Well, at least this reform would take place at the correct level of government — no matter how poorly thought out it might be. In the wake of the death of George Floyd, the Minneapolis city council has begun its process of reforming the police department — with a promise to “dismantle” it from more than one of its members. What will replace it? A “transformative new model of public safety,” council president Lisa Bender promises:

In the days since Floyd died, several elected officials have publicly floated various reform proposals, ranging from defunding the department immediately to taking a slower approach and sending social workers or mental health professionals to some calls that are now handled by police.

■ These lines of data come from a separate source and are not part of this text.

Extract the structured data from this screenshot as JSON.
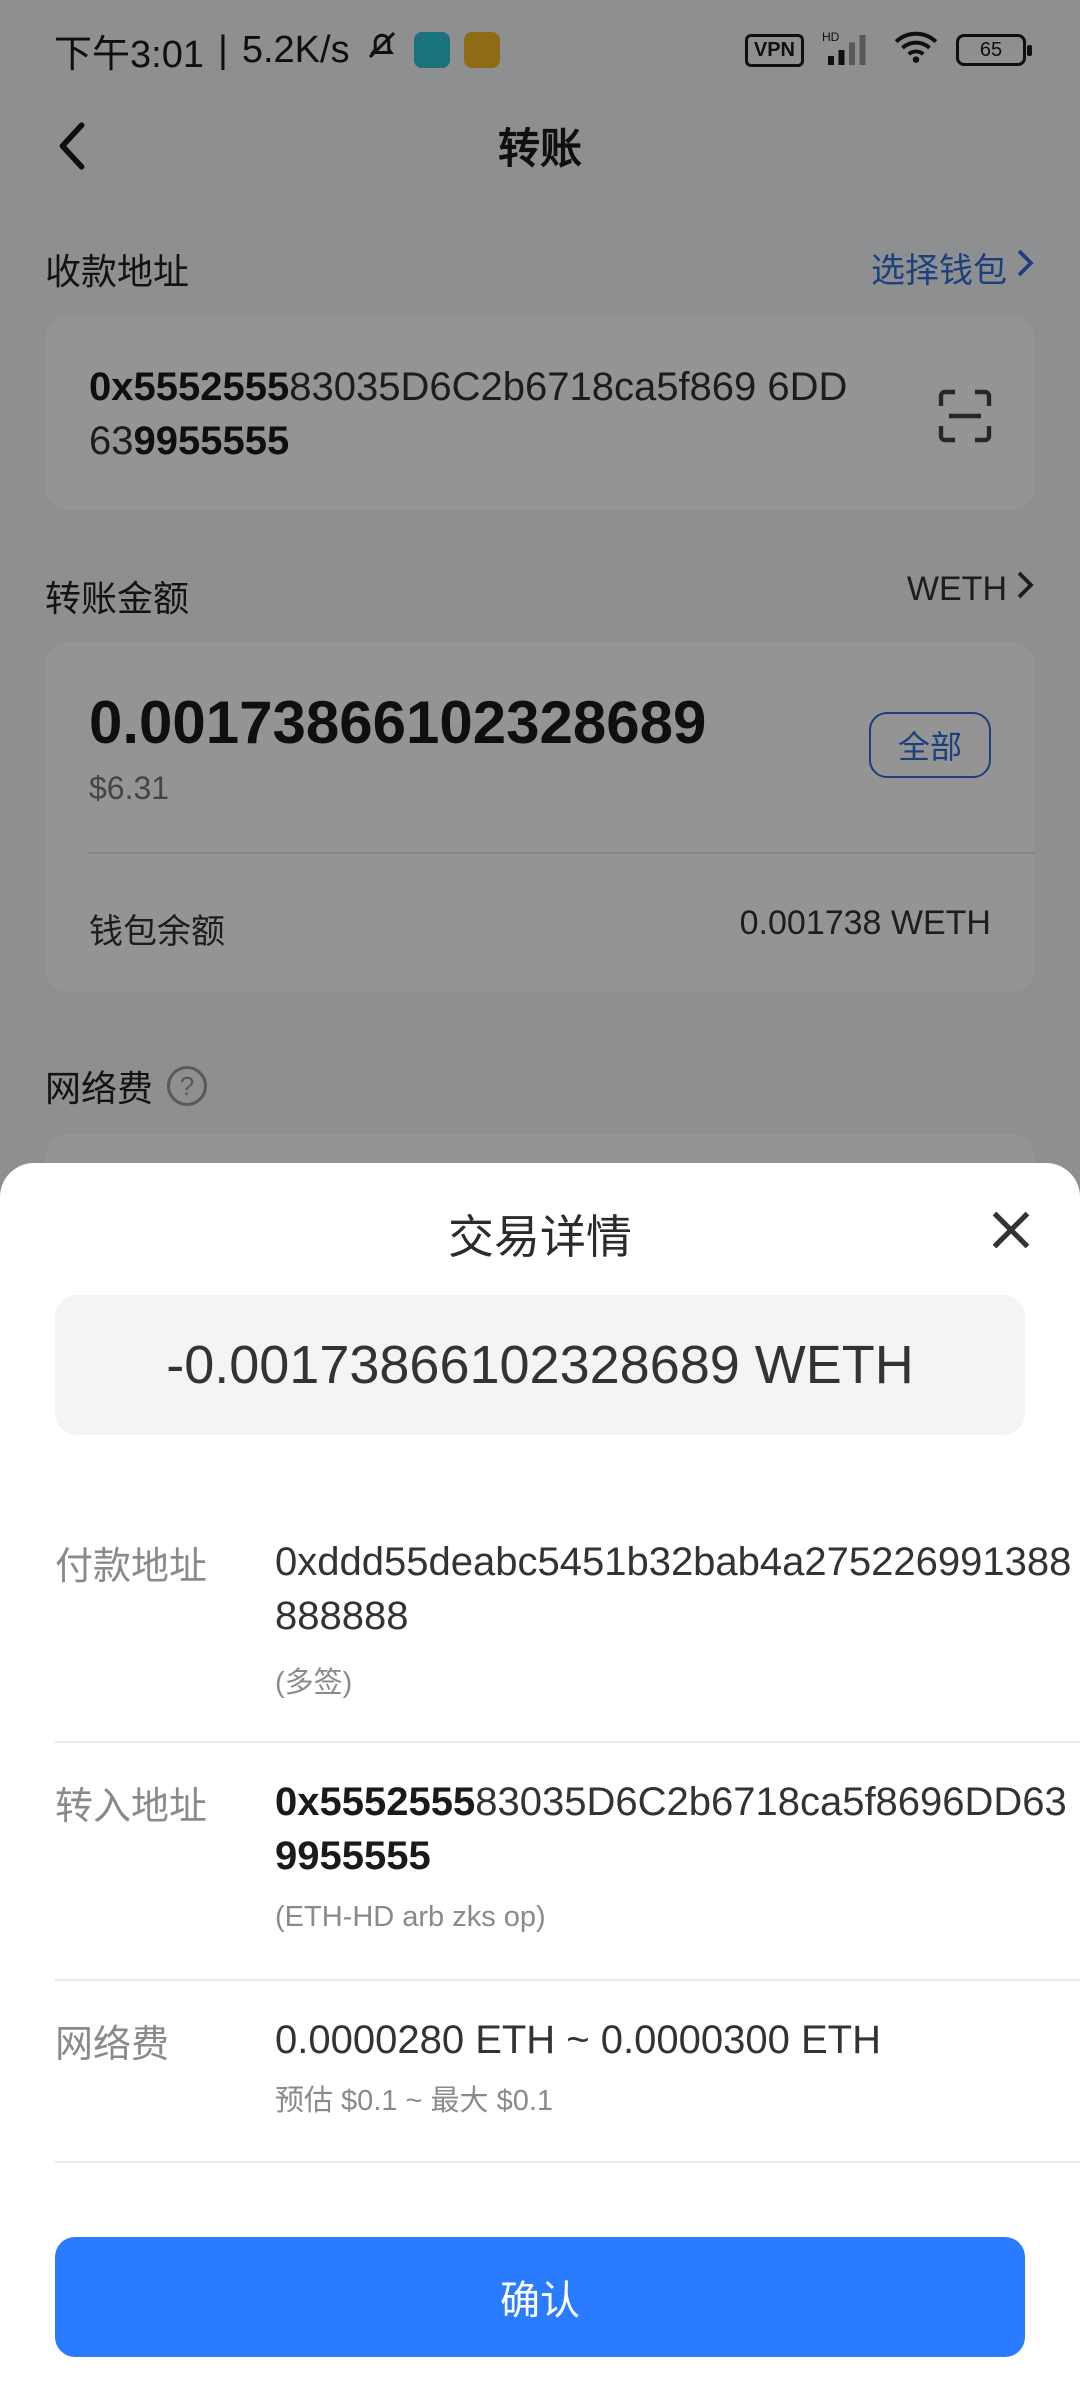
{
  "status_bar": {
    "time_prefix": "下午3:01",
    "separator": "|",
    "speed": "5.2K/s",
    "vpn": "VPN",
    "hd": "HD",
    "battery": "65"
  },
  "nav": {
    "title": "转账"
  },
  "recipient": {
    "label": "收款地址",
    "select_wallet": "选择钱包",
    "address_bold_start": "0x5552555",
    "address_middle": "83035D6C2b6718ca5f869 6DD63",
    "address_bold_end": "9955555"
  },
  "amount": {
    "label": "转账金额",
    "token": "WETH",
    "value": "0.00173866102328689",
    "usd": "$6.31",
    "all_button": "全部",
    "balance_label": "钱包余额",
    "balance_value": "0.001738 WETH"
  },
  "fee_section": {
    "label": "网络费",
    "help": "?"
  },
  "sheet": {
    "title": "交易详情",
    "amount": "-0.00173866102328689 WETH",
    "from": {
      "label": "付款地址",
      "address": "0xddd55deabc5451b32bab4a275226991388888888",
      "note": "(多签)"
    },
    "to": {
      "label": "转入地址",
      "address_bold_start": "0x5552555",
      "address_middle": "83035D6C2b6718ca5f8696DD63",
      "address_bold_end": "9955555",
      "note": "(ETH-HD arb zks op)"
    },
    "fee": {
      "label": "网络费",
      "value": "0.0000280 ETH ~ 0.0000300 ETH",
      "estimate": "预估 $0.1 ~ 最大 $0.1"
    },
    "confirm": "确认"
  },
  "colors": {
    "accent": "#2a7bff",
    "link": "#2f6fd8",
    "overlay": "rgba(0,0,0,0.42)"
  }
}
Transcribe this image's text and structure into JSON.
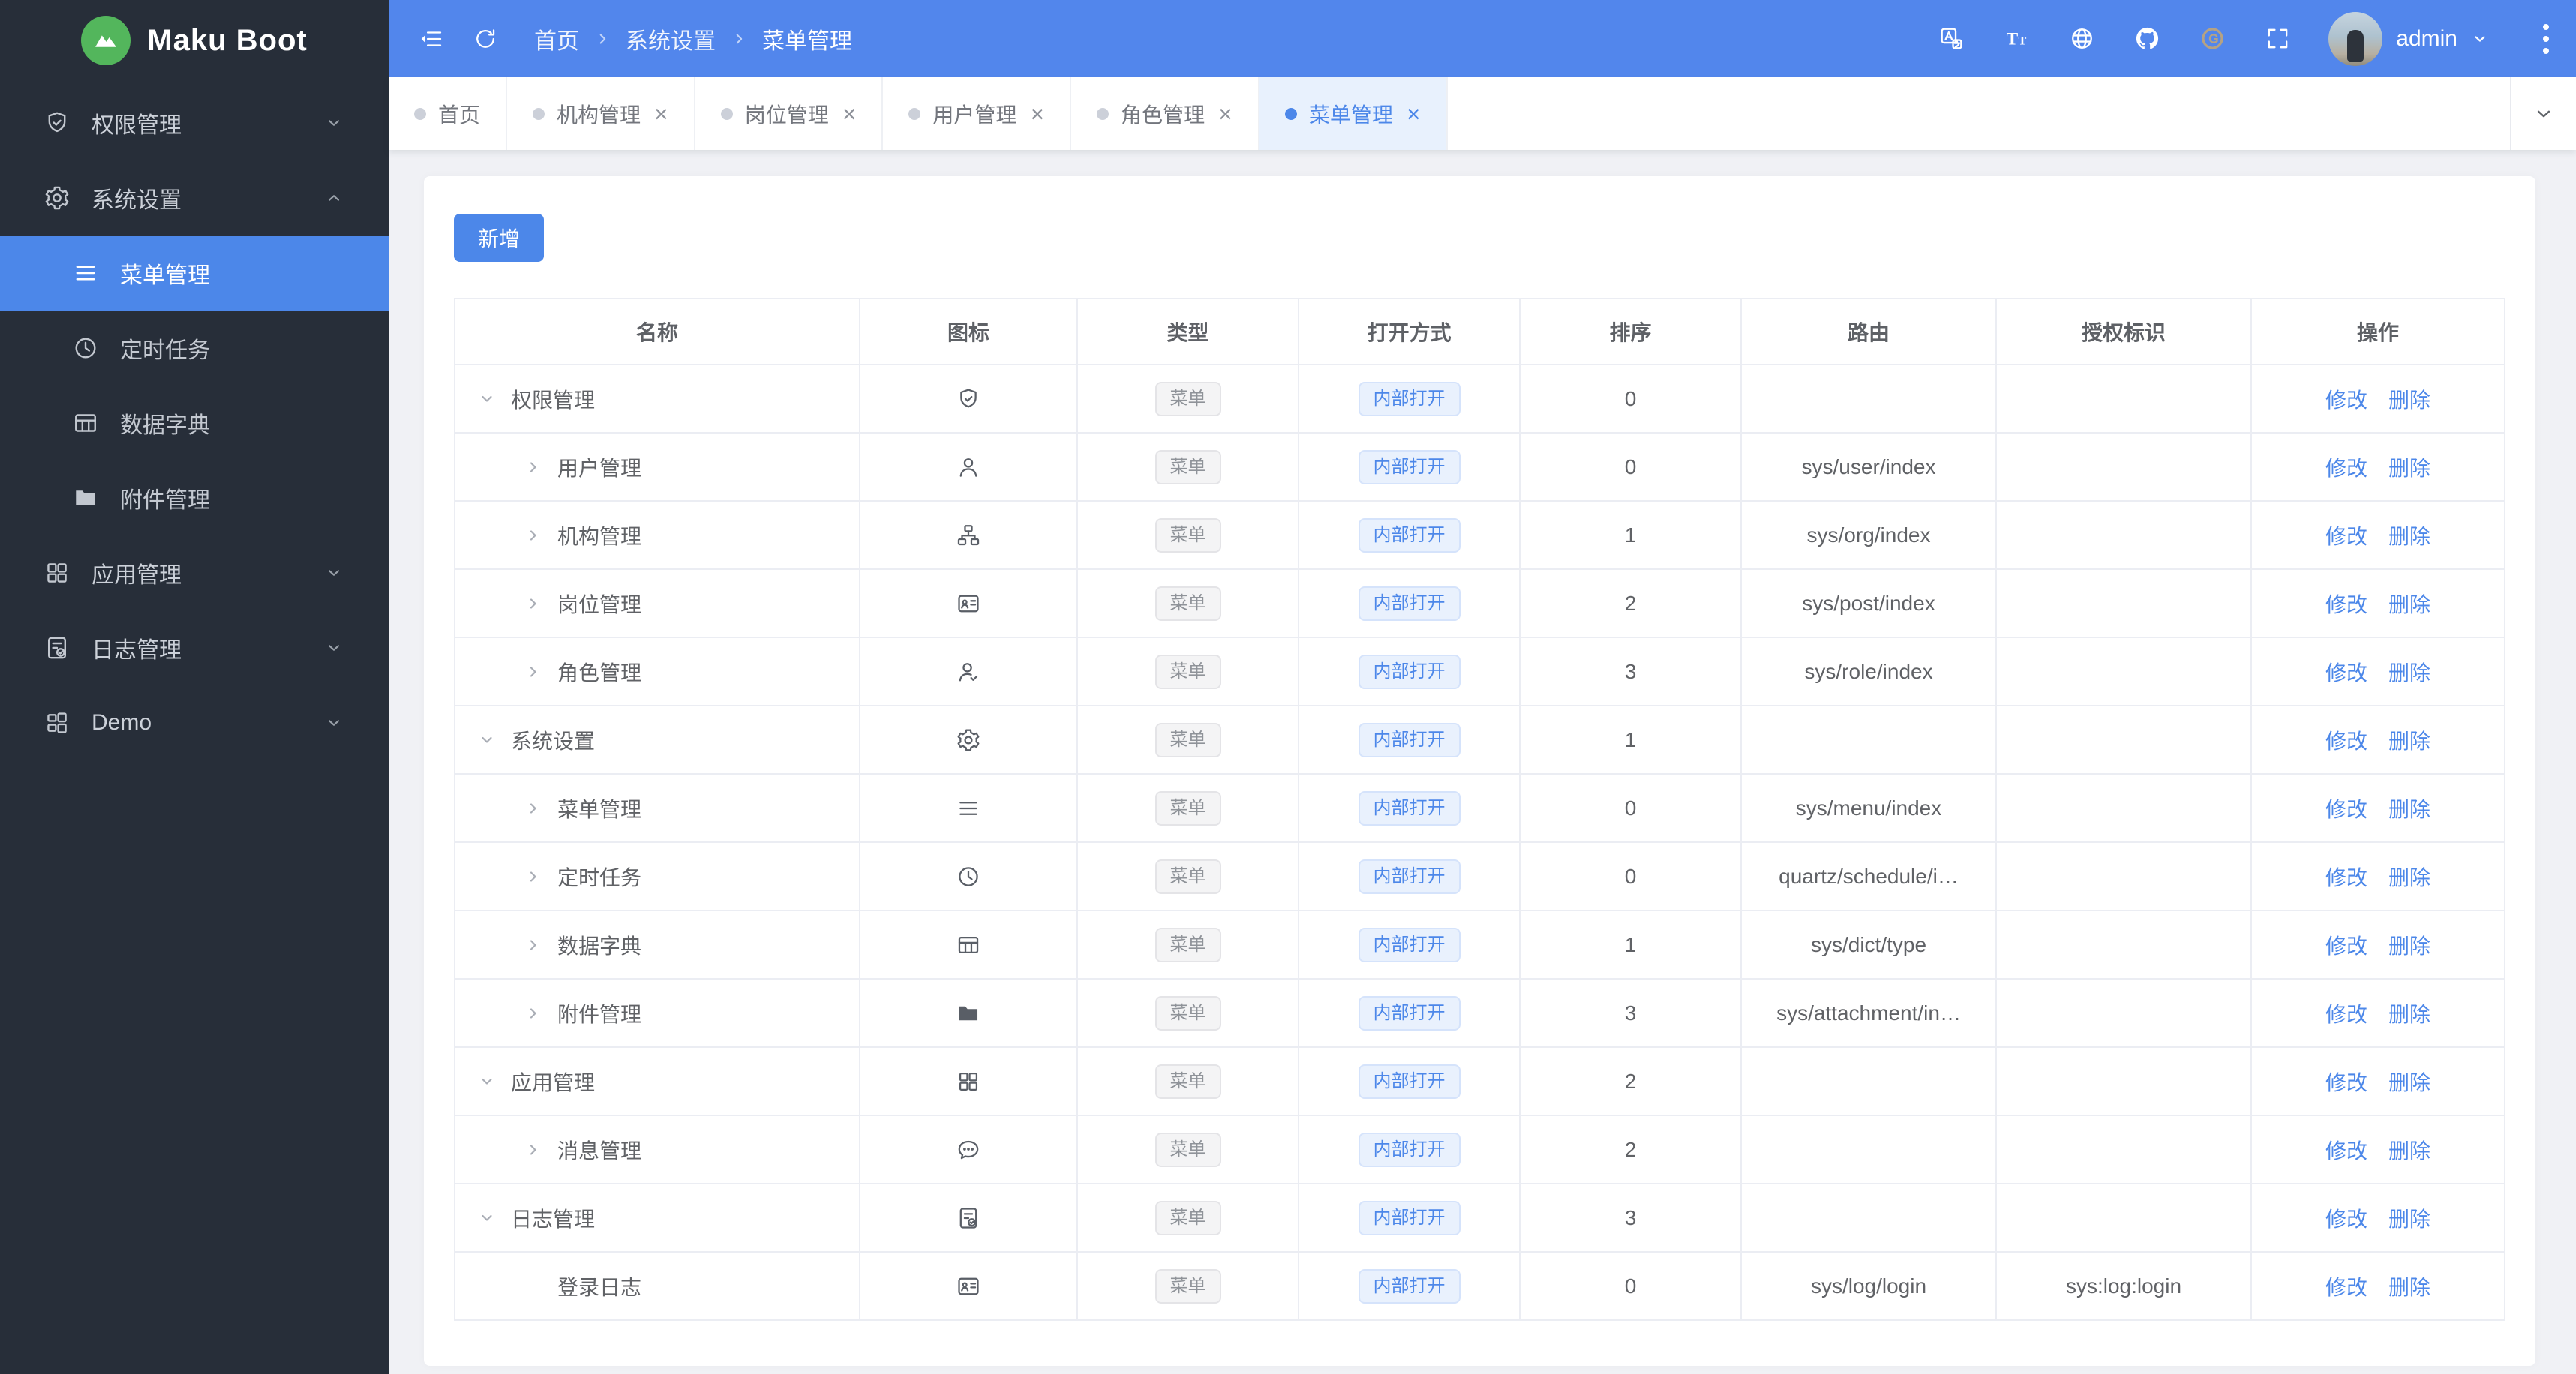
{
  "app": {
    "name": "Maku Boot"
  },
  "header": {
    "breadcrumb": [
      "首页",
      "系统设置",
      "菜单管理"
    ],
    "actions": [
      "translate",
      "font-size",
      "globe",
      "github",
      "gitee",
      "fullscreen"
    ],
    "user": {
      "name": "admin"
    }
  },
  "tabs": [
    {
      "label": "首页",
      "closable": false,
      "active": false
    },
    {
      "label": "机构管理",
      "closable": true,
      "active": false
    },
    {
      "label": "岗位管理",
      "closable": true,
      "active": false
    },
    {
      "label": "用户管理",
      "closable": true,
      "active": false
    },
    {
      "label": "角色管理",
      "closable": true,
      "active": false
    },
    {
      "label": "菜单管理",
      "closable": true,
      "active": true
    }
  ],
  "sidebar": {
    "items": [
      {
        "label": "权限管理",
        "icon": "shield-check",
        "chevron": "down"
      },
      {
        "label": "系统设置",
        "icon": "gear",
        "chevron": "up",
        "expanded": true,
        "children": [
          {
            "label": "菜单管理",
            "icon": "menu-lines",
            "active": true
          },
          {
            "label": "定时任务",
            "icon": "clock",
            "active": false
          },
          {
            "label": "数据字典",
            "icon": "dict-table",
            "active": false
          },
          {
            "label": "附件管理",
            "icon": "folder",
            "active": false
          }
        ]
      },
      {
        "label": "应用管理",
        "icon": "app-grid",
        "chevron": "down"
      },
      {
        "label": "日志管理",
        "icon": "log-doc",
        "chevron": "down"
      },
      {
        "label": "Demo",
        "icon": "demo-grid",
        "chevron": "down"
      }
    ]
  },
  "toolbar": {
    "add_label": "新增"
  },
  "table": {
    "columns": [
      "名称",
      "图标",
      "类型",
      "打开方式",
      "排序",
      "路由",
      "授权标识",
      "操作"
    ],
    "actions": [
      "修改",
      "删除"
    ],
    "rows": [
      {
        "name": "权限管理",
        "icon": "shield-check",
        "expand": "down",
        "indent": 0,
        "type": "菜单",
        "open": "内部打开",
        "sort": "0",
        "route": "",
        "perm": ""
      },
      {
        "name": "用户管理",
        "icon": "user",
        "expand": "right",
        "indent": 1,
        "type": "菜单",
        "open": "内部打开",
        "sort": "0",
        "route": "sys/user/index",
        "perm": ""
      },
      {
        "name": "机构管理",
        "icon": "org-tree",
        "expand": "right",
        "indent": 1,
        "type": "菜单",
        "open": "内部打开",
        "sort": "1",
        "route": "sys/org/index",
        "perm": ""
      },
      {
        "name": "岗位管理",
        "icon": "postcard",
        "expand": "right",
        "indent": 1,
        "type": "菜单",
        "open": "内部打开",
        "sort": "2",
        "route": "sys/post/index",
        "perm": ""
      },
      {
        "name": "角色管理",
        "icon": "user-check",
        "expand": "right",
        "indent": 1,
        "type": "菜单",
        "open": "内部打开",
        "sort": "3",
        "route": "sys/role/index",
        "perm": ""
      },
      {
        "name": "系统设置",
        "icon": "gear",
        "expand": "down",
        "indent": 0,
        "type": "菜单",
        "open": "内部打开",
        "sort": "1",
        "route": "",
        "perm": ""
      },
      {
        "name": "菜单管理",
        "icon": "menu-lines",
        "expand": "right",
        "indent": 1,
        "type": "菜单",
        "open": "内部打开",
        "sort": "0",
        "route": "sys/menu/index",
        "perm": ""
      },
      {
        "name": "定时任务",
        "icon": "clock",
        "expand": "right",
        "indent": 1,
        "type": "菜单",
        "open": "内部打开",
        "sort": "0",
        "route": "quartz/schedule/i…",
        "perm": ""
      },
      {
        "name": "数据字典",
        "icon": "dict-table",
        "expand": "right",
        "indent": 1,
        "type": "菜单",
        "open": "内部打开",
        "sort": "1",
        "route": "sys/dict/type",
        "perm": ""
      },
      {
        "name": "附件管理",
        "icon": "folder",
        "expand": "right",
        "indent": 1,
        "type": "菜单",
        "open": "内部打开",
        "sort": "3",
        "route": "sys/attachment/in…",
        "perm": ""
      },
      {
        "name": "应用管理",
        "icon": "app-grid",
        "expand": "down",
        "indent": 0,
        "type": "菜单",
        "open": "内部打开",
        "sort": "2",
        "route": "",
        "perm": ""
      },
      {
        "name": "消息管理",
        "icon": "message-dots",
        "expand": "right",
        "indent": 1,
        "type": "菜单",
        "open": "内部打开",
        "sort": "2",
        "route": "",
        "perm": ""
      },
      {
        "name": "日志管理",
        "icon": "log-doc",
        "expand": "down",
        "indent": 0,
        "type": "菜单",
        "open": "内部打开",
        "sort": "3",
        "route": "",
        "perm": ""
      },
      {
        "name": "登录日志",
        "icon": "postcard",
        "expand": "none",
        "indent": 1,
        "type": "菜单",
        "open": "内部打开",
        "sort": "0",
        "route": "sys/log/login",
        "perm": "sys:log:login"
      }
    ]
  },
  "colors": {
    "primary": "#4c87e9",
    "header_bg": "#5286ec",
    "sidebar_bg": "#272e39",
    "logo_green": "#53b65c",
    "tab_active_bg": "#e8f1fd",
    "page_bg": "#f0f1f5"
  }
}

Mayor Jacob Frey has committed to “working with the community towards deep, structural reforms that address systemic racism in our laws and in policing.” Spokesman Mychal Vlatkovich said the mayor “does not support abolishing the police department.”

Council Member Jeremiah Ellison, one of the most vocal critics of the city’s response to the protests and riots that followed Floyd’s death, tweeted Thursday: “We are going to dismantle the Minneapolis Police Department.”

Bender, a few hours later, issued her own tweet repeating that message and adding that they will “replace it with a transformative new model of public safety.”

What exactly is that new model? One council member offered a rather ambiguous vision of the future for law enforcement:

Tuesday, Ward 3 representative Steve Fletcher tweeted, “I don’t know yet, though several of us on the council are working on find out, what it would take to disband the MPD and start fresh with a community-oriented, non-violent public safety and outreach capacity.”

Bender offered a somewhat more specific framework on Twitter Wednesday. Are white Minneapolitans who support reform willing to part with “white supremacy” in, say, ignoring burglaries?

Where does one even start with this? If Minneapolis wants to decriminalize burglary, then they will need to repeal the statute controlling that crime at the state level. Until then, every Minnesotan has an expectation that the law will be enforced — and the city has a duty to enforce it, too. Also, does Bender mean to suggest that only black people burglarize? That might be one of the most racist assumptions one could make, let alone proclaim — although if you’re a progressive in Minneapolis, I guess you can get away with it.

Stephen Green writes at PJ Media that this looks like a great way to restart “white flight” from the urban cores all over again:

If I’m reading this properly, the Minneapolis City Council’s potential “transformative new model of public safety” doesn’t include things like preventing or punishing burglars. If Bender and Ellison get their way, looting — or what I’ve been calling “freelance reparations” — against “white persons” would become the new normal for Minneapolis residents.

At a time when the people of Minneapolis require the best public safety and a positive growth environment for business and jobs, Bender and her Minneapolis City Council allies would deprive them of both.

Whether any white persons will remain in Minneapolis if Bender gets her way remains to be seen. Other than Bender and other members of the nomenklatura, that is, who always receive the protection they would deny their poorer (and often darker) neighbors.

It won’t be limited to just white flight. Anyone with means would decamp from Minneapolis for the suburbs tout suite, and never come back.

This sounds so ridiculous that it’s tough to take it seriously at face value. What the city council likely wants out of this is a way to get around the police union by negating their contract so as to impose greater accountability. That seems to be the point of the “temporary restraining order” the council plans on passing, whatever that means:

If the council gives its blessing, as is expected, the order will also require approval from a judge at a hearing that is likely to be scheduled next week, according to a presentation given to the city’s Commission on Civil Rights earlier this week.

“The timeline for the impact of the [temporary restraining order] is for this weekend,” Bender said. “It’s for immediate accountability measures for the Police Department. It’s not meant to be anywhere near starting this bigger conversation.”

As nonsensical as the city council’s rhetoric might be, this is actually the place and the process for reform … generally speaking, anyway. The talk about dismantling the police department makes sense as a hardball tactic for negotiating reforms to officer review and public complaints processes. The union will fight hard against this, and that sets up a very different dynamic than that in place before, when Democrats and union leaders worked hand in hand in the Twin Cities. The conflict itself could very well be salutary in that it might break the decades-long, single-party grip on governance in Minneapolis, which might bring more accountability to the city government as well as its police department.

If Minneapolis is actually serious about dismantling law enforcement, though, they won’t like the end result. Rather than having a professional force in place to keep the peace, residents will have to take that into their own hands. Gun sales will go through the roof, and suddenly Minneapolis will have a lot more uses of lethal force on their hands, this time by frightened citizens who know help will never be on the way. Do they really expect better outcomes from that environment?